◆ **EXERCISE DIRECTIONS**:
Down to the last line, repeat the records exactly.

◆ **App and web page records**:
········

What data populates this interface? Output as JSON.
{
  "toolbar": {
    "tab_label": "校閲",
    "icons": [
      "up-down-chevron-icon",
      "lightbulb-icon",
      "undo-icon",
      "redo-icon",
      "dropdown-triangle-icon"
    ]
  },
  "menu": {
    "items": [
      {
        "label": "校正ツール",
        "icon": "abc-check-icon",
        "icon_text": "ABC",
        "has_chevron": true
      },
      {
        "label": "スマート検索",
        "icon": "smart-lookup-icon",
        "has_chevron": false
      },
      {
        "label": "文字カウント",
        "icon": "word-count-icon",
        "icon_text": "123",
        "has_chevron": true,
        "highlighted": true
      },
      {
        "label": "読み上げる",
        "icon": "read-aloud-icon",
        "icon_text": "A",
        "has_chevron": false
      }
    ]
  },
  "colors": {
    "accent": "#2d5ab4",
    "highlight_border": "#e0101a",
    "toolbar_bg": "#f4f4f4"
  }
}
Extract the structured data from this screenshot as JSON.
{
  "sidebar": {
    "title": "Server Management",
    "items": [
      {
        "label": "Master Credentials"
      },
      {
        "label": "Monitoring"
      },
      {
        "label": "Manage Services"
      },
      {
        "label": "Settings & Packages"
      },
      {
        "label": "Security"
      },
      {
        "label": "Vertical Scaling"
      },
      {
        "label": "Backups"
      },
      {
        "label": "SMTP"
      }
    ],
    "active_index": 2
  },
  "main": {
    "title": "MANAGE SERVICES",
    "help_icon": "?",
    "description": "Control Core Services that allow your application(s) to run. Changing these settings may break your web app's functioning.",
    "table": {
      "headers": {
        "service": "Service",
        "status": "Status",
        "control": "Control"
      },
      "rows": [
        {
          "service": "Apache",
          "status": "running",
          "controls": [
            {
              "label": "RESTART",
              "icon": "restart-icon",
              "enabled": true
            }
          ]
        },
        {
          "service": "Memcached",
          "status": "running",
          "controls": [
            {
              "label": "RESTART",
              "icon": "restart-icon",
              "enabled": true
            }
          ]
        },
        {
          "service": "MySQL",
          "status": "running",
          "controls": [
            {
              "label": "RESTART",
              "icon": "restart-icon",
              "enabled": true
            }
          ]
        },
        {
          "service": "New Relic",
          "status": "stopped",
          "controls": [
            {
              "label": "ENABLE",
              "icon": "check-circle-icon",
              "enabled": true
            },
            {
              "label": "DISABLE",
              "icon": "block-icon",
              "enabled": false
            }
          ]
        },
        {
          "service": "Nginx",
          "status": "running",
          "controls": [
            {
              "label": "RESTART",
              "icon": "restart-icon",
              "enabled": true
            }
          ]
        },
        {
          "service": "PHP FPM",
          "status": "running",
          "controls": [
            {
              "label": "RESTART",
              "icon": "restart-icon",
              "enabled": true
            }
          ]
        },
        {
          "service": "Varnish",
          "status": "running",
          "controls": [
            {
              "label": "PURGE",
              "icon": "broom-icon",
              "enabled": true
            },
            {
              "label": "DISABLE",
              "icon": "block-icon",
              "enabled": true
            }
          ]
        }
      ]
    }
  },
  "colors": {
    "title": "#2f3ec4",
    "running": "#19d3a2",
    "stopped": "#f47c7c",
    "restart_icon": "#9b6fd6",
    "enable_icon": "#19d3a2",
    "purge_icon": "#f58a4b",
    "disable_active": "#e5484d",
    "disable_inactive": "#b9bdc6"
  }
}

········

◆ **TASK RESPONSE**:
What data populates this interface? Output as JSON.
{
  "toolbar": {
    "tab_label": "校閲",
    "icons": [
      "up-down-chevron-icon",
      "lightbulb-icon",
      "undo-icon",
      "redo-icon",
      "dropdown-triangle-icon"
    ]
  },
  "menu": {
    "items": [
      {
        "label": "校正ツール",
        "icon": "abc-check-icon",
        "icon_text": "ABC",
        "has_chevron": true
      },
      {
        "label": "スマート検索",
        "icon": "smart-lookup-icon",
        "has_chevron": false
      },
      {
        "label": "文字カウント",
        "icon": "word-count-icon",
        "icon_text": "123",
        "has_chevron": true,
        "highlighted": true
      },
      {
        "label": "読み上げる",
        "icon": "read-aloud-icon",
        "icon_text": "A",
        "has_chevron": false
      }
    ]
  },
  "colors": {
    "accent": "#2d5ab4",
    "highlight_border": "#e0101a",
    "toolbar_bg": "#f4f4f4"
  }
}
Extract the structured data from this screenshot as JSON.
{
  "sidebar": {
    "title": "Server Management",
    "items": [
      {
        "label": "Master Credentials"
      },
      {
        "label": "Monitoring"
      },
      {
        "label": "Manage Services"
      },
      {
        "label": "Settings & Packages"
      },
      {
        "label": "Security"
      },
      {
        "label": "Vertical Scaling"
      },
      {
        "label": "Backups"
      },
      {
        "label": "SMTP"
      }
    ],
    "active_index": 2
  },
  "main": {
    "title": "MANAGE SERVICES",
    "help_icon": "?",
    "description": "Control Core Services that allow your application(s) to run. Changing these settings may break your web app's functioning.",
    "table": {
      "headers": {
        "service": "Service",
        "status": "Status",
        "control": "Control"
      },
      "rows": [
        {
          "service": "Apache",
          "status": "running",
          "controls": [
            {
              "label": "RESTART",
              "icon": "restart-icon",
              "enabled": true
            }
          ]
        },
        {
          "service": "Memcached",
          "status": "running",
          "controls": [
            {
              "label": "RESTART",
              "icon": "restart-icon",
              "enabled": true
            }
          ]
        },
        {
          "service": "MySQL",
          "status": "running",
          "controls": [
            {
              "label": "RESTART",
              "icon": "restart-icon",
              "enabled": true
            }
          ]
        },
        {
          "service": "New Relic",
          "status": "stopped",
          "controls": [
            {
              "label": "ENABLE",
              "icon": "check-circle-icon",
              "enabled": true
            },
            {
              "label": "DISABLE",
              "icon": "block-icon",
              "enabled": false
            }
          ]
        },
        {
          "service": "Nginx",
          "status": "running",
          "controls": [
            {
              "label": "RESTART",
              "icon": "restart-icon",
              "enabled": true
            }
          ]
        },
        {
          "service": "PHP FPM",
          "status": "running",
          "controls": [
            {
              "label": "RESTART",
              "icon": "restart-icon",
              "enabled": true
            }
          ]
        },
        {
          "service": "Varnish",
          "status": "running",
          "controls": [
            {
              "label": "PURGE",
              "icon": "broom-icon",
              "enabled": true
            },
            {
              "label": "DISABLE",
              "icon": "block-icon",
              "enabled": true
            }
          ]
        }
      ]
    }
  },
  "colors": {
    "title": "#2f3ec4",
    "running": "#19d3a2",
    "stopped": "#f47c7c",
    "restart_icon": "#9b6fd6",
    "enable_icon": "#19d3a2",
    "purge_icon": "#f58a4b",
    "disable_active": "#e5484d",
    "disable_inactive": "#b9bdc6"
  }
}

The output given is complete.